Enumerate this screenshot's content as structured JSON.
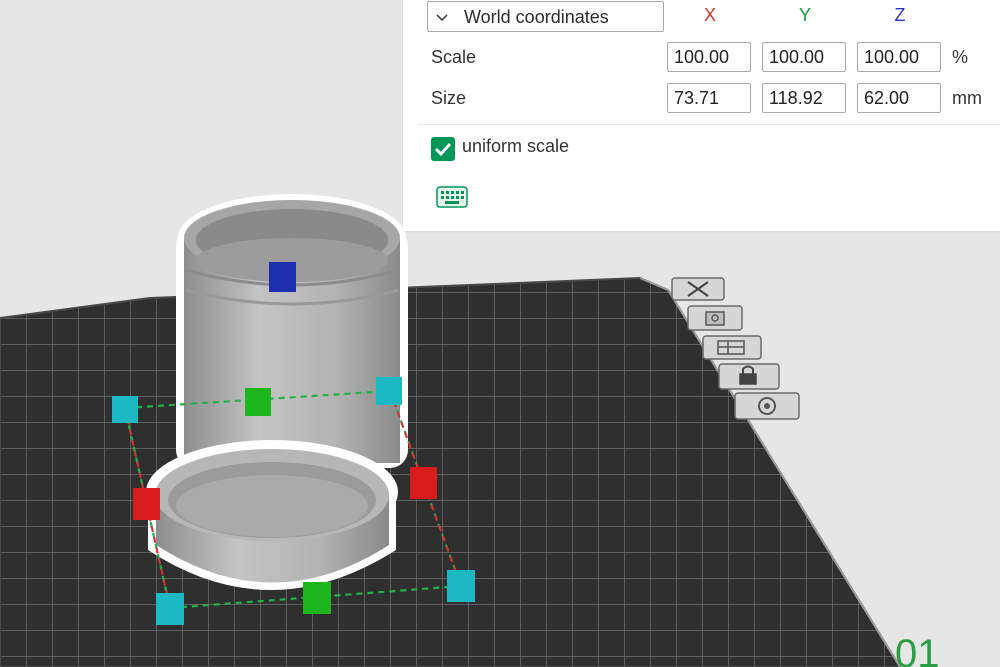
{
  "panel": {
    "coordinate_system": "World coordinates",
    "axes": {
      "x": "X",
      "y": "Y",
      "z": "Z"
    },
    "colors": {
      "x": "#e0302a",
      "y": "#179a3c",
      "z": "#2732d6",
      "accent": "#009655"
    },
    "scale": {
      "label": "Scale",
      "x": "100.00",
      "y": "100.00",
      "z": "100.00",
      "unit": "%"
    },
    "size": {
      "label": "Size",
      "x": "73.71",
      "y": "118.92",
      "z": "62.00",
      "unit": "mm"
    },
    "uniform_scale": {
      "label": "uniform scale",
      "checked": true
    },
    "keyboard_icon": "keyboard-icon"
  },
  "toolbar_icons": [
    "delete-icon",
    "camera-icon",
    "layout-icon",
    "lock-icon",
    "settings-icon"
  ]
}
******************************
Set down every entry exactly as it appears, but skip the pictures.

◆ **Response**
Enumerate this screenshot's content as structured JSON.
{
  "panel": {
    "coordinate_system": "World coordinates",
    "axes": {
      "x": "X",
      "y": "Y",
      "z": "Z"
    },
    "colors": {
      "x": "#e0302a",
      "y": "#179a3c",
      "z": "#2732d6",
      "accent": "#009655"
    },
    "scale": {
      "label": "Scale",
      "x": "100.00",
      "y": "100.00",
      "z": "100.00",
      "unit": "%"
    },
    "size": {
      "label": "Size",
      "x": "73.71",
      "y": "118.92",
      "z": "62.00",
      "unit": "mm"
    },
    "uniform_scale": {
      "label": "uniform scale",
      "checked": true
    },
    "keyboard_icon": "keyboard-icon"
  },
  "toolbar_icons": [
    "delete-icon",
    "camera-icon",
    "layout-icon",
    "lock-icon",
    "settings-icon"
  ]
}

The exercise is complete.